Medicine River Wildlife Centre is in dire need of community support as they are facing closure if a new hospital facility is not built.
MRWC was built 31 years ago following a grant of $100,000 from the federal government. Founder and Executive Director Carol Kelly, along with her family built the facility to address the needs of the many animals who were injured and orphaned in Central Alberta and have since saved the lives of over 10,000 animals.
However after years of wear and tear on the original building, which hosts the hospital, interpretive educational centre and offices for the staff, Kelly has found the ceilings of the building caving in, yearly flooding from heavy rains, with the building’s foundation no longer meeting government codes.
This spring the building’s heating system also gave out.
“After 31 years and numerous near closures in the past, I found myself wondering if this wasn’t the final straw that would lead to the closure of the centre,” explained Kelly. “We won’t make it through the Alberta winter without heat.”
Despite attempts to renovate the hospital, which is at capacity, contractors told Kelly time and time again the building was beyond repair. This left the centre with a $400,000 bill on their table to build a new hospital.
The team took to the Internet in an attempt to raise the funds via an IndieGoGo campaign. The online site allows people to donate to the cause. However after a month of the campaign it became clear they were nowhere near their goal, with $20,845 having been raised by last week.
She has since taken to the community in hopes they will come to the rescue of an organization which in turn rescues over 1,800 animals a year.
Following the forced gutting of their hospital area at the Centre, Kelly was forced to relocate the hospital into the interpretive educational centre, meaning they were no longer able to offer their onsite education programs.
“I’ve been turning away bus tours, school tours, university classes, individuals – we had to put a sign up saying we are closed because every day people were coming in but we kept having to turn them away.
“We aren’t just taking in a few birds and spoon feeding them until we can let them go again – what we do here is so much more than that.”
Not only does the centre rescue and care for animals – their practices for doing so have become internationally renowned best practices for similar organizations around the world. They also participate in a number of research projects including studies of the effects of bitumen on animals caught in oil spills, as well as research into the release of animals back into the wild after being treated.
They also provide practicum and internship opportunities to both local and international students, as well as travel to schools and communities across Central Alberta to educate individuals about wildlife.

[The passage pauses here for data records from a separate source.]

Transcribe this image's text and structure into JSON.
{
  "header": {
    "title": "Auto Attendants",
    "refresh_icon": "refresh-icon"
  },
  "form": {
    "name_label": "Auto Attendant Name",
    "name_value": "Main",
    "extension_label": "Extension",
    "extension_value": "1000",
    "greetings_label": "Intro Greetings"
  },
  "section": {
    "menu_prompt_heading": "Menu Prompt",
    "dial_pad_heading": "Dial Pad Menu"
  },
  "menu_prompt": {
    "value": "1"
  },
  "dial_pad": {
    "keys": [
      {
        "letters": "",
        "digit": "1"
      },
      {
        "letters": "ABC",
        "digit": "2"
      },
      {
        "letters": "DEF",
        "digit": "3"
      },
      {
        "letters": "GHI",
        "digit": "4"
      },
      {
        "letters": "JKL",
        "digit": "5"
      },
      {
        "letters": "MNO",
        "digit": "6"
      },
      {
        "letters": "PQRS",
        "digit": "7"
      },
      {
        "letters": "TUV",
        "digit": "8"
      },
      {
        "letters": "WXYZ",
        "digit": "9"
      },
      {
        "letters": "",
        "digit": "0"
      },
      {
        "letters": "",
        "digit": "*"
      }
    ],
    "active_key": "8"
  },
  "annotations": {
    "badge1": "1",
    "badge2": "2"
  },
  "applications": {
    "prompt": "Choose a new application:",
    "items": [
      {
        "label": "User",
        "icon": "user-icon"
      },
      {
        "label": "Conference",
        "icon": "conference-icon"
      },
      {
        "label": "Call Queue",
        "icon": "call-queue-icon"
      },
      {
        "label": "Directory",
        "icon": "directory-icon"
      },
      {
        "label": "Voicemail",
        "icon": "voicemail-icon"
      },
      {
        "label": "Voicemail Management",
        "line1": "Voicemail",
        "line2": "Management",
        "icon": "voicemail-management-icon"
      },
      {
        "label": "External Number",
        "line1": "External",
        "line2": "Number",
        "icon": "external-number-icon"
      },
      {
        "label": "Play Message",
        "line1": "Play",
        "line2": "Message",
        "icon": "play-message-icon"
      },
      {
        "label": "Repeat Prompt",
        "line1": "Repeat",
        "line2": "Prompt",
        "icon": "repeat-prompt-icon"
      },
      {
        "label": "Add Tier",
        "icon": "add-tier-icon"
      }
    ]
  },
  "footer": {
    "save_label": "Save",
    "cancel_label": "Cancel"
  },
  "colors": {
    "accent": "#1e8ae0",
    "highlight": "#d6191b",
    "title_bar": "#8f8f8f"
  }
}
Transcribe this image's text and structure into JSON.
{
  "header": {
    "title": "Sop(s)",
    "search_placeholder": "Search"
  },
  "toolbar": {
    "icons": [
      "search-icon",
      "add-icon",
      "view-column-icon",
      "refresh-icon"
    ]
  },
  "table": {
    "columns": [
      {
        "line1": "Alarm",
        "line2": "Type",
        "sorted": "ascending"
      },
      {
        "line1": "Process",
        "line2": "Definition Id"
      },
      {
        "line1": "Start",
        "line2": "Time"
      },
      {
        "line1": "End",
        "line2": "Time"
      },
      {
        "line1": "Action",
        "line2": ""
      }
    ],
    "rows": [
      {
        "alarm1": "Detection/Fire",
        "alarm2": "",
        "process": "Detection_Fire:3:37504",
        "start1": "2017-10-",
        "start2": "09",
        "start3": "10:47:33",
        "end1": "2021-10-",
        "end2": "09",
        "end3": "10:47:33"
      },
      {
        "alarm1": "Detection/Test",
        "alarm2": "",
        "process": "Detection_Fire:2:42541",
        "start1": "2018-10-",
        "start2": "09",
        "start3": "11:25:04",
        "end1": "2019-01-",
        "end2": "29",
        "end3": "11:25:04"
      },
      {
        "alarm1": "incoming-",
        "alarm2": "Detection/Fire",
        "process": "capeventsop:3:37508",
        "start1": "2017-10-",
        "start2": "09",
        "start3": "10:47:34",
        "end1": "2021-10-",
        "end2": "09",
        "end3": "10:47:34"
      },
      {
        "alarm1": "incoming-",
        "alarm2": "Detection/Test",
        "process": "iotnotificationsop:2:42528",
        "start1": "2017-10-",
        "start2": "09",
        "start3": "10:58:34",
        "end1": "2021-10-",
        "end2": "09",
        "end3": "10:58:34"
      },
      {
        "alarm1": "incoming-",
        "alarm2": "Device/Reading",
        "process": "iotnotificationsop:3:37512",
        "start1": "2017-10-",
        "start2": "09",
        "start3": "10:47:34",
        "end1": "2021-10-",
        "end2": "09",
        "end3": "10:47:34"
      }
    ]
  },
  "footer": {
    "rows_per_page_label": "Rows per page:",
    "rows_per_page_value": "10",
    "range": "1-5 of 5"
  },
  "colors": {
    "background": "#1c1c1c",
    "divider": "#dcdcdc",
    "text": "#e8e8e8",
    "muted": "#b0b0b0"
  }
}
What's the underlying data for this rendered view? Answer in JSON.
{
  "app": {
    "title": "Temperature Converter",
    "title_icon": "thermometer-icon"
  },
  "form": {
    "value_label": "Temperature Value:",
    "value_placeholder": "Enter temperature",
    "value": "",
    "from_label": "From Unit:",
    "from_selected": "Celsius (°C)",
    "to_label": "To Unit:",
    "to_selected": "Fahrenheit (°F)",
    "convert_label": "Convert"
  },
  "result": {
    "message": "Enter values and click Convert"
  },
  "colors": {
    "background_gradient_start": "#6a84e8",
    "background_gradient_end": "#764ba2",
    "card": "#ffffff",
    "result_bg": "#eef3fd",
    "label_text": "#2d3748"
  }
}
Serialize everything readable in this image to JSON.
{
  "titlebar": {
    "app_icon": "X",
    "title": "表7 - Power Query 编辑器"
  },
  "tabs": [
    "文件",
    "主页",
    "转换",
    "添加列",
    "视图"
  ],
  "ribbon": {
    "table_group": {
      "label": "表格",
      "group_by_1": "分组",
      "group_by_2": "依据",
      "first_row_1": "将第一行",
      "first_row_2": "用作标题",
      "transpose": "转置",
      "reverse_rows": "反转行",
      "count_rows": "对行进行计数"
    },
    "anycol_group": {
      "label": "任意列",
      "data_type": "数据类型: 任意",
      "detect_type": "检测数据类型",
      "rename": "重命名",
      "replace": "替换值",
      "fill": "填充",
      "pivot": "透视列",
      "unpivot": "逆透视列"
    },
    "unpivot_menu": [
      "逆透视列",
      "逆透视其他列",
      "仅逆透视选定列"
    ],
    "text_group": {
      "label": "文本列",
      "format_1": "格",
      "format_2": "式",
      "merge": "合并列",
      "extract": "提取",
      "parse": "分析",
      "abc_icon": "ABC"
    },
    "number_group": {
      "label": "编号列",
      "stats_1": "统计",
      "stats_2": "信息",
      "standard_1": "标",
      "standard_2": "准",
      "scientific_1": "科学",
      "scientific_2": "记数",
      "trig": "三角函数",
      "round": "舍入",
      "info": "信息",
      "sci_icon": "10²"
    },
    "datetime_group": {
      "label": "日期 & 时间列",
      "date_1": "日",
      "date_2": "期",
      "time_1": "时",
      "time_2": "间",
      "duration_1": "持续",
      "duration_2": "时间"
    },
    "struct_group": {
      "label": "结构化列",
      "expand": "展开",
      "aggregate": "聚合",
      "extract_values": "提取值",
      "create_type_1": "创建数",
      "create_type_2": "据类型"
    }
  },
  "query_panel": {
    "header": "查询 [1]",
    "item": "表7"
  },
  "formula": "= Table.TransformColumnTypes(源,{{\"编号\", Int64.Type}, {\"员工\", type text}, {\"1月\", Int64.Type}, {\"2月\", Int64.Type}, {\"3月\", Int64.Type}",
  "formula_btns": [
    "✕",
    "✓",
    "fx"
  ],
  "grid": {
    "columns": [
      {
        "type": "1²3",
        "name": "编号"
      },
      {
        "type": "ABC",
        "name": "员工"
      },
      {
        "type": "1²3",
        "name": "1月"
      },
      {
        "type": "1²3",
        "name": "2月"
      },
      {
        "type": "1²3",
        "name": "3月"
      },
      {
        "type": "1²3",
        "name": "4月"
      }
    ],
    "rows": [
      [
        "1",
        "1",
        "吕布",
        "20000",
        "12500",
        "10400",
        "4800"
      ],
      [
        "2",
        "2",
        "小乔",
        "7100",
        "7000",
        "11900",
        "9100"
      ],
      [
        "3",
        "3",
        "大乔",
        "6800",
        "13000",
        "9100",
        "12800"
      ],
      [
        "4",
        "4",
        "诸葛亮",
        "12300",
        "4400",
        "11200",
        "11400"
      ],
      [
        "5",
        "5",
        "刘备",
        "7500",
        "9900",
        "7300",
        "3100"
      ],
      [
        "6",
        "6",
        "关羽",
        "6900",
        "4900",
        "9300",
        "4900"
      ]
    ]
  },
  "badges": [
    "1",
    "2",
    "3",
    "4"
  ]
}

“I think that what happens is because we answer those phone calls for all of the people of Central Alberta and because we are always there when they need us, they assume if we are responding to our calls that we have everything we need,” she said.
“Operationally we are doing fine, we have the money we need to get by every year – we have all kinds of equipment and we have vehicles to get from the centre to sites.
“But I hope people are starting to realize that we really do need them and we need their support to do the things we do here – whether it be the rescuing itself, the recovery, the education initiatives or the research projects.”
With no other wildlife rescue facilities in Central Alberta, Kelly fears what will happen if they don’t raise the funds for their hospital.
“Thirty-one years ago, we didn’t exist here – so when we ask people what they did before we were here, most of the time the answer is they would euthanize them because there was no other option, but now there is,” she explained. “Every day I hear people on the phones saying thank you, thank you, thank you – what would we do without you,” she said.
“So I think people want us to be here and they appreciate the service we provide to the community, but they likely haven’t realized how dire the situation was and how much we desperately need this new building.”
With the IndieGoGo campaign coming to a close, they urge individuals to support the building of their new hospital so they may continue to save the lives of what Kelly expects to surpass 2,000 animals this year.
If you wish to support the centre, contact Kelly by phoning 403-728-3467 or email the centre at firstname.lastname@example.org.
“My biggest concern is that if we are forced to close our doors because of the lack of hospital, that people won’t be willing to drive injured animals to Edmonton or Calgary and if they can’t bring them to us then the animal will either die or they will take them home and care for these animals themselves both illegally and improperly.
“We aren’t sitting on Gaetz Avenue in front of people everyday – due to our location (near Spruce View roughly 60 km from Red Deer) we are removed from the public’s eyesight, and they often don’t think of us as someone who needs their help but we really genuinely do.”